- [Work to complete]: Which lines of the records contain the word "Generator"? Show each of them.

- [Extracted data entries]:
========================================================================
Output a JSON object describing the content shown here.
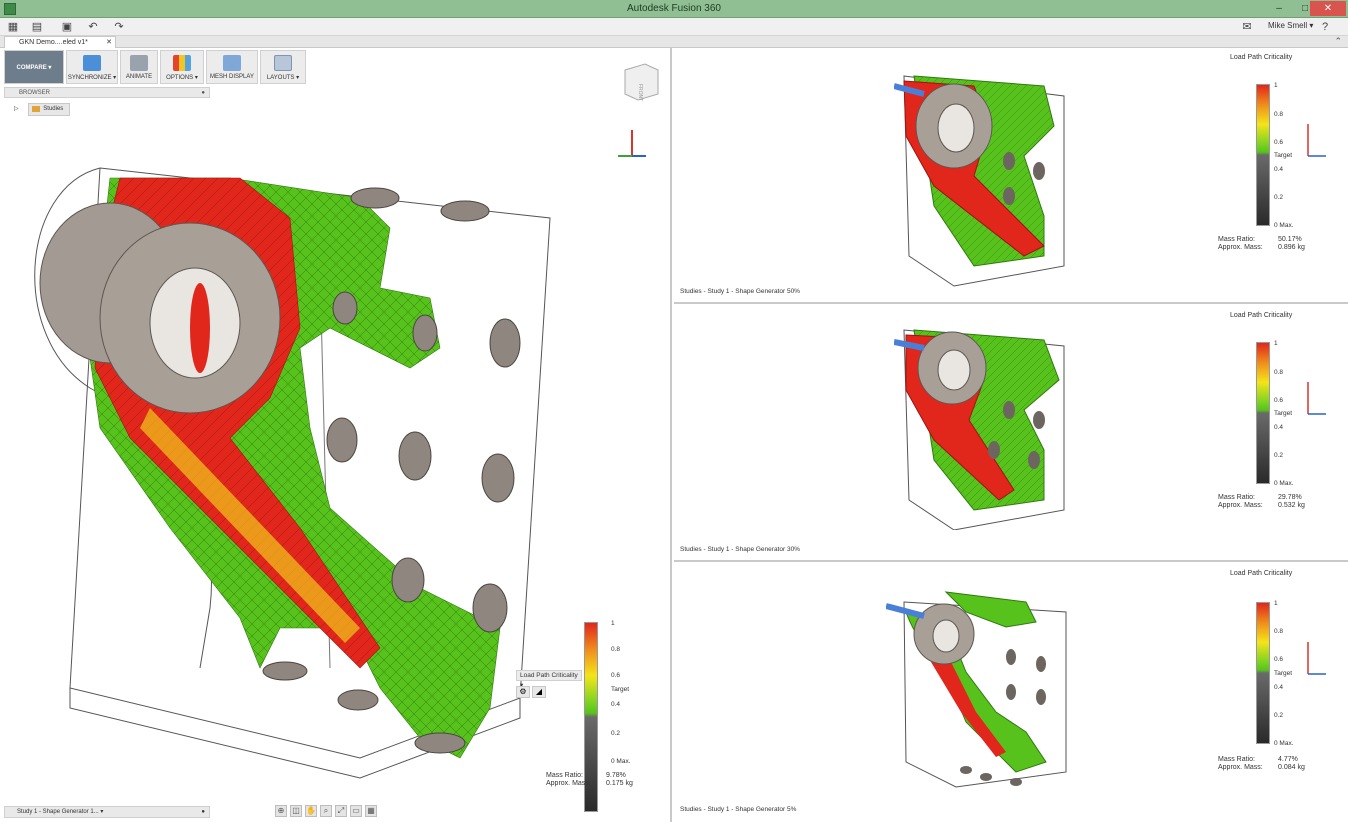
{
  "window": {
    "title": "Autodesk Fusion 360",
    "min": "–",
    "max": "□",
    "close": "✕"
  },
  "quick_access": {
    "user_name": "Mike Smell ▾",
    "help": "?"
  },
  "doc_tab": {
    "label": "GKN Demo....eled v1*",
    "close": "✕"
  },
  "toolbar": {
    "compare": "COMPARE ▾",
    "synchronize": "SYNCHRONIZE ▾",
    "animate": "ANIMATE",
    "options": "OPTIONS ▾",
    "mesh_display": "MESH DISPLAY",
    "layouts": "LAYOUTS ▾"
  },
  "browser": {
    "label": "BROWSER",
    "studies": "Studies"
  },
  "main_view": {
    "legend_dropdown": "Load Path Criticality ▾",
    "legend_ticks": [
      "1",
      "0.8",
      "0.6",
      "Target",
      "0.4",
      "0.2",
      "0 Max."
    ],
    "mass_ratio_label": "Mass Ratio:",
    "mass_ratio_value": "9.78%",
    "approx_mass_label": "Approx. Mass:",
    "approx_mass_value": "0.175 kg",
    "study_dropdown": "Study 1 - Shape Generator 1... ▾"
  },
  "panels": [
    {
      "legend_title": "Load Path Criticality",
      "legend_ticks": [
        "1",
        "0.8",
        "0.6",
        "Target",
        "0.4",
        "0.2",
        "0 Max."
      ],
      "mass_ratio_label": "Mass Ratio:",
      "mass_ratio_value": "50.17%",
      "approx_mass_label": "Approx. Mass:",
      "approx_mass_value": "0.896 kg",
      "study_label": "Studies - Study 1 - Shape Generator 50%"
    },
    {
      "legend_title": "Load Path Criticality",
      "legend_ticks": [
        "1",
        "0.8",
        "0.6",
        "Target",
        "0.4",
        "0.2",
        "0 Max."
      ],
      "mass_ratio_label": "Mass Ratio:",
      "mass_ratio_value": "29.78%",
      "approx_mass_label": "Approx. Mass:",
      "approx_mass_value": "0.532 kg",
      "study_label": "Studies - Study 1 - Shape Generator 30%"
    },
    {
      "legend_title": "Load Path Criticality",
      "legend_ticks": [
        "1",
        "0.8",
        "0.6",
        "Target",
        "0.4",
        "0.2",
        "0 Max."
      ],
      "mass_ratio_label": "Mass Ratio:",
      "mass_ratio_value": "4.77%",
      "approx_mass_label": "Approx. Mass:",
      "approx_mass_value": "0.084 kg",
      "study_label": "Studies - Study 1 - Shape Generator 5%"
    }
  ],
  "colors": {
    "critical": "#e1261c",
    "mid": "#f4e41a",
    "target": "#57c21c",
    "hardware": "#9c948c",
    "frame": "#555555"
  }
}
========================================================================
- [Response below]:
    "study_dropdown": "Study 1 - Shape Generator 1... ▾"
      "study_label": "Studies - Study 1 - Shape Generator 50%"
      "study_label": "Studies - Study 1 - Shape Generator 30%"
      "study_label": "Studies - Study 1 - Shape Generator 5%"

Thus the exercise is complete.